In MariaDB Server, semisynchronous replication can face some negative consequences when the master crashes. The specific consequence depends on the value of rpl_semi_sync_master_wait_point.
The consequences are explained in the following documentation section:
When rpl_semi_sync_master_wait_point is set to AFTER_SYNC, the consequences are:
The effects of the AFTER_SYNC wait point are:
- However, if the master crashes, then its binary log may also contain events for transactions that were prepared by the storage engine and written to the binary log, but that were never actually committed by the storage engine. As part of the server's automatic crash recovery process, the server may recover these prepared transactions when the server is restarted. This could cause the crashed master to become inconsistent with the slaves.
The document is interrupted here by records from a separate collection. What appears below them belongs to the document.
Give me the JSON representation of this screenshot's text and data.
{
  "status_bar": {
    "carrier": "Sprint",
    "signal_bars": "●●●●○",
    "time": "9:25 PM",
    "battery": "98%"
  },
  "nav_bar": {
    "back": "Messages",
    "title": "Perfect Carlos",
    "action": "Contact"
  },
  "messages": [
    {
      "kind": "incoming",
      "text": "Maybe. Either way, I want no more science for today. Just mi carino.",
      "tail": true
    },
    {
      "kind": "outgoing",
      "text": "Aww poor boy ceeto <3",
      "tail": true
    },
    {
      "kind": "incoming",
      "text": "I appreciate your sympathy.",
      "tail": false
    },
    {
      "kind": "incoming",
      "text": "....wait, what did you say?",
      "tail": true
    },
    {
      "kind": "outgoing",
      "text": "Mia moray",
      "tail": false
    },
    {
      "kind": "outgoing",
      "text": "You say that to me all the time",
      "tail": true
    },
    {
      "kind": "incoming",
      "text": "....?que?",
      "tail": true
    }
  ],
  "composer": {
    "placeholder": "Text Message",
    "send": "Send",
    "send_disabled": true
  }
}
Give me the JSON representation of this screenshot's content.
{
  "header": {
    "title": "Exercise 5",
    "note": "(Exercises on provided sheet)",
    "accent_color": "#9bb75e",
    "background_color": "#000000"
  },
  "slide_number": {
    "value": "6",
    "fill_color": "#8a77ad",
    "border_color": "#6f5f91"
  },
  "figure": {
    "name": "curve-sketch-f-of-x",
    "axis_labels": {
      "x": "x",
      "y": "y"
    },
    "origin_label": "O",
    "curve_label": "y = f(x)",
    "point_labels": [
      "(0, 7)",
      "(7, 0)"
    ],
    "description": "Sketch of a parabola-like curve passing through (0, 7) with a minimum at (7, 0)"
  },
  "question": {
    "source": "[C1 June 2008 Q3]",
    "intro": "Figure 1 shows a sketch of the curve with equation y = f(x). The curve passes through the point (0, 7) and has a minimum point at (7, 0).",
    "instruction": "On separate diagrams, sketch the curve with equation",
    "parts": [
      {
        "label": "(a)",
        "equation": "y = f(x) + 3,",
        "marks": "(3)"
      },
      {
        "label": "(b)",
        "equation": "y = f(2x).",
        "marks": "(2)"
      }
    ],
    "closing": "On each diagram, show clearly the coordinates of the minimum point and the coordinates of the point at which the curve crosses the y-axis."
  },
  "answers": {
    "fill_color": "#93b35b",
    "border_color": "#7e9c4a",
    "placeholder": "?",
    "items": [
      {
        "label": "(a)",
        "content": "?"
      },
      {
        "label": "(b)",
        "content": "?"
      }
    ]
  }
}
Therefore, the crashed master may need to be rebuilt. See MDEV-19733 for more information.
When rpl_semi_sync_master_wait_point is set to AFTER_COMMIT, the consequences are:
The effects of the AFTER_COMMIT wait point are:
- If the master crashes, then failover may involve some data loss, because the master may have committed transactions that had not yet been acknowledged by the slaves.
If auto_rejoin is configured in MariaDB Monitor, then both of these cases can cause the master to fail to rejoin as a slave when it is restarted.
We should make sure that this information is documented: